The genomics laboratory, Deep Seq, features equipment to help researchers gain long reads of DNA

August 1, 2022, by Lexi Earl

Our technology platforms: Genomics

Over the next few weeks we will be featuring stories about our different technology platforms, their work and research, and the facilities available to researchers. These are also featured in our 2021 Annual Report. First up, we look at the genomics facility: Deep Seq. 

The Future Food Beacon invested in numerous items of equipment to increase the sequencing capacity and capability of Deep Seq. New equipment has included the Nanopore GridION X5, the 10X Chromium Controller, the TTP Labtech Mosquito HV Robot, the Bionano Saphyr, and the development of a novel portable field kit for in-field sequencing. This equipment has proved especially fruitful during Covid-19, as Deep Seq became part of the Covid-19 Genomics UK Consortium (COG-UK), sequencing 10,000 viral genomes, which have been used to identify patterns of transmission and emergence of variants at a local, national, and global level. Future Food Beacon technologist, Dr Christopher Moore, has been a core member of the team undertaking this work, and has been using the GridION to run samples. The team at Deep Seq have recently been awarded the Vice Chancellor’s medal for their contribution to the fight against Covid-19. Chris will now be working on a Covid-19 waste water monitoring project, sequencing waste water in an attempt to monitor Covid infections across the population.

The TTP Labtech Mosquito HV Robot, part of the equipment used by Deep Seq of sequencing

As well as working on Covid-19 sequencing, Chris has also delivered multiple sequencing projects for the Beacon. These have included using the Mosquito HV robot for high throughput sequencing of 300 lines of foxtail millet, an important crop in semi-arid regions of East Asia. This data set will be used in a genome wide association study (GWAS) to identify how crop traits are influenced by their underlying genetic makeup. Chris has also sequenced the genome of moth bean, a drought resistant crop commonly grown in India. This sequencing was carried out on the GridION and Illumina NextSeq and has provided data that can be used to help understand the moth bean’s drought tolerance and to improve it as a crop for use in other arid regions of the world. The Future Food equipment investment has also enabled industrial collaborations, including one with a commercial seed grower to sequence the genome of one of their F1 hybrid lines and two parental lines of parsnip using Oxford Nanopore, Illumina and Bionano Saphyr technologies.

A photograph of the equipment used for sequencing in the field

The sequencing kit designed by Chris for use in the field

The development of the in-field sequencing kit has allowed researchers to perform sequencing in the field, rather than the lab.
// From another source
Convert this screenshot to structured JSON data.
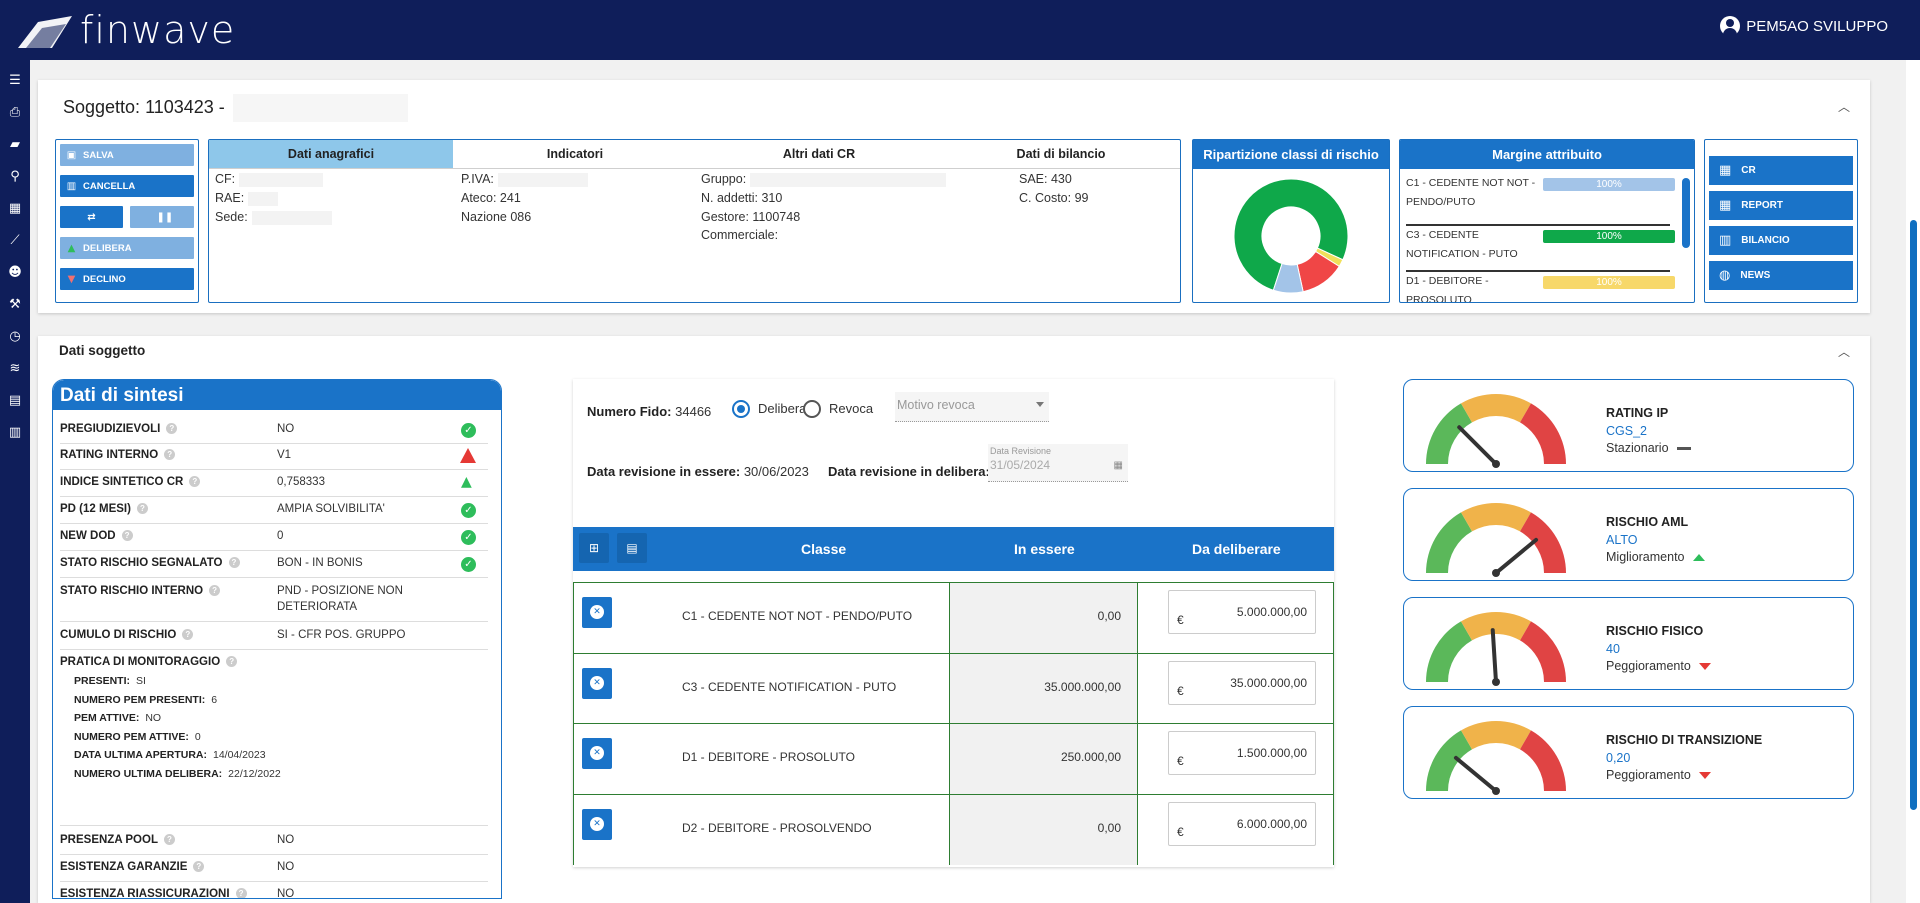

The kit is equipped with all the instruments necessary to process a sample and sequence it with limited access to power or lab facilities, all contained in a compact suitcase. This was put to the test by researchers on our project examining cocoa fermentation. On-farm DNA sequencing of microbes involved in fermenting the cocoa beans was conducted on remote farms in Colombia, proving that the technology could be used to monitor cocoa fermentations on farms in real time.

Chris Moore and David Gopaulchan on a Colombian cocoa farm where they used our sequencing kit

Researchers wanting to work with Deep Seq can do so here. Follow Deep Seq on Twitter.

Posted in Food Research